Sam Allardyce has spearheaded a number of unlikely, late-season escape acts in the Premier League down the years. Leading West Bromwich Albion to safety this season would be his biggest triumph yet. It's improbable but certainly not out of the question after the team's second big win in little over a week, 3-0 over Southampton on Monday. Make that eight goals in two games for next-to-last West Brom, which was coming off a scarcely believable 5-2 victory at Chelsea at the start of April. It's a huge turnaround for a side which, until this recent flurry of goals, was the lowest scorer in the league with just 20 from its first 29 games. From appearing virtually certain of going down, West Brom suddenly has a fighting chance of staying up given the gap to Newcastle, which occupies the spot above the bottom three, is eight points with seven games remaining. “It’s not a big chance," said the 66-year-old Allardyce, who has never been relegated from England's top division in a managerial career spanning three decades. “Just a hope that we keep winning and the other teams lose. That’s all we can do.” The fixture schedule certainly isn't on the side of the man known as “Big Sam,” with games still to come against Leicester, Liverpool and West Ham — teams fighting for Champions League qualification — as well as trips to Arsenal and Leeds. No team will be scrapping harder than West Brom, though. Certainly Southampton, whose players possibly had one eye on Sunday's FA Cup semifinal against Leicester at Wembley Stadium, couldn't cope with Allardyce's team.

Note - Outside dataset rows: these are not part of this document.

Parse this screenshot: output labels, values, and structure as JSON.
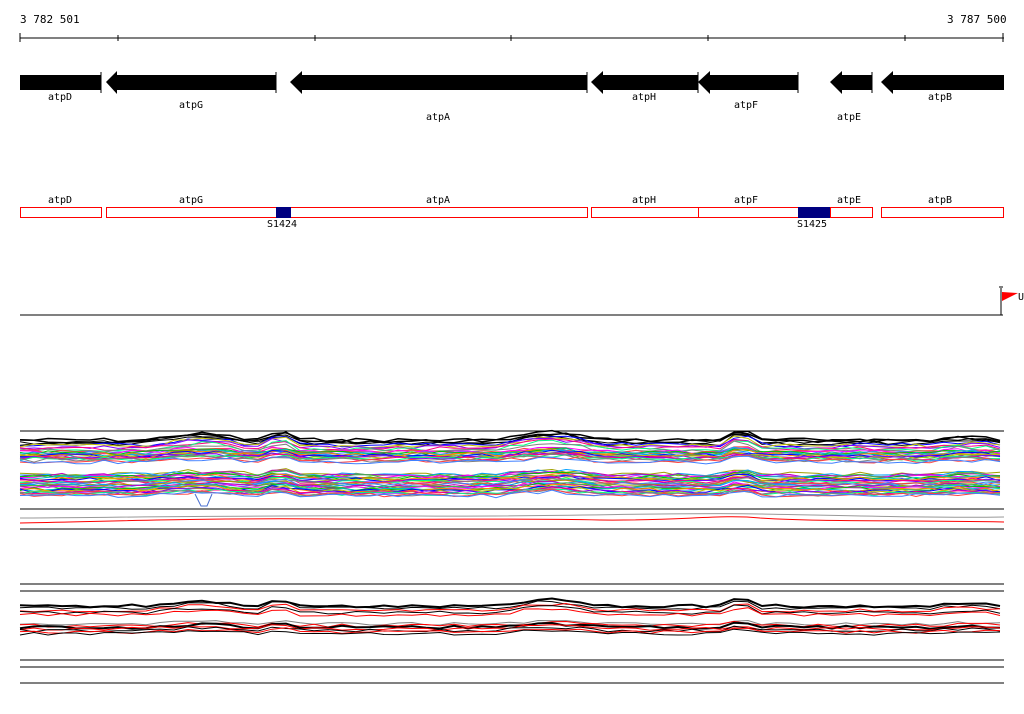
{
  "ruler": {
    "start_label": "3 782 501",
    "end_label": "3 787 500"
  },
  "genes": [
    {
      "name": "atpD"
    },
    {
      "name": "atpG"
    },
    {
      "name": "atpA"
    },
    {
      "name": "atpH"
    },
    {
      "name": "atpF"
    },
    {
      "name": "atpE"
    },
    {
      "name": "atpB"
    }
  ],
  "features": [
    {
      "name": "S1424"
    },
    {
      "name": "S1425"
    }
  ],
  "flag": {
    "label": "U",
    "color": "#ff0000"
  },
  "colors": {
    "gene_fill": "#000000",
    "segment_border": "#ff0000",
    "feature_fill": "#000080"
  }
}
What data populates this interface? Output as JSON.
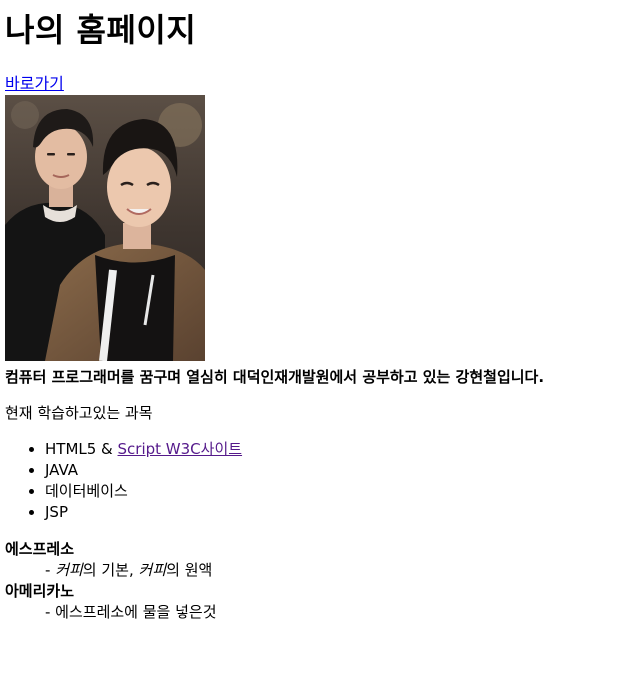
{
  "page": {
    "title": "나의 홈페이지",
    "shortcut_link": "바로가기",
    "photo_alt": "두 사람의 셀카 사진",
    "intro": "컴퓨터 프로그래머를 꿈구며 열심히 대덕인재개발원에서 공부하고 있는 강현철입니다.",
    "courses_heading": "현재 학습하고있는 과목"
  },
  "courses": {
    "item1_prefix": "HTML5 & ",
    "item1_link": "Script W3C사이트",
    "item2": "JAVA",
    "item3": "데이터베이스",
    "item4": "JSP"
  },
  "glossary": {
    "term1": "에스프레소",
    "def1_dash": "- ",
    "def1_em1": "커피",
    "def1_mid": "의 기본, ",
    "def1_em2": "커피",
    "def1_end": "의 원액",
    "term2": "아메리카노",
    "def2": "- 에스프레소에 물을 넣은것"
  },
  "colors": {
    "link": "#0000ee",
    "visited_link": "#551a8b",
    "background": "#ffffff",
    "text": "#000000"
  }
}
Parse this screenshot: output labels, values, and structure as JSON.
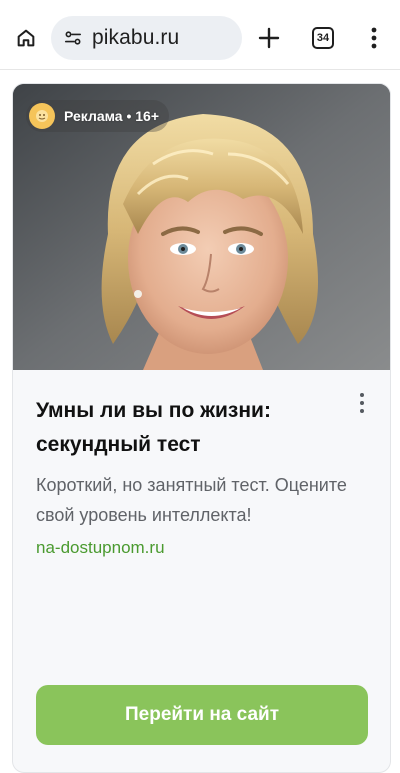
{
  "browser": {
    "url": "pikabu.ru",
    "tab_count": "34",
    "icons": {
      "home": "home-icon",
      "site_settings": "tune-icon",
      "new_tab": "plus-icon",
      "tabs": "tab-switcher-icon",
      "menu": "more-vert-icon"
    }
  },
  "ad": {
    "badge": "Реклама • 16+",
    "badge_icon": "sponsor-avatar-icon",
    "title": "Умны ли вы по жизни: секундный тест",
    "description": "Короткий, но занятный тест. Оцените свой уровень интеллекта!",
    "domain": "na-dostupnom.ru",
    "cta_label": "Перейти на сайт",
    "colors": {
      "accent": "#8ac45b",
      "domain": "#4a9a2f"
    }
  }
}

Matheus Pereira, from the penalty spot, and Matt Phillips scored in a four-minute span from the 32nd and Callum Robinson added a third in the 69th. Southampton manager Ralph Hasenhuttl called it a “non-performance” from his players. “If we play like this, we have no chance on Sunday,” he said. “When the first duel was lost, you could see we weren’t sharp enough to compete with a team like West Brom." CLOSER TO SAFETY Brighton is inching closer to safety, with a 0-0 draw against Everton moving the south-coast team seven points clear of the relegation zone. Everton was toothless without England striker Dominic Calvert-Lewin, who was missing because of a hamstring problem, and its best chance fell in the 90th minute to Alex Iwobi, who blazed a shot over the crossbar when free just inside the area. Everton's ambitions of qualifying for a European competition next season are fading, with Carlo Ancelotti's team in eighth place — six points off fifth-place Chelsea. Everton has a game in hand over all the teams higher in the standings, however. ___ More AP soccer: https://apnews.com/hub/soccer and https://twitter.com/AP_Sports Steve Douglas, The Associated Press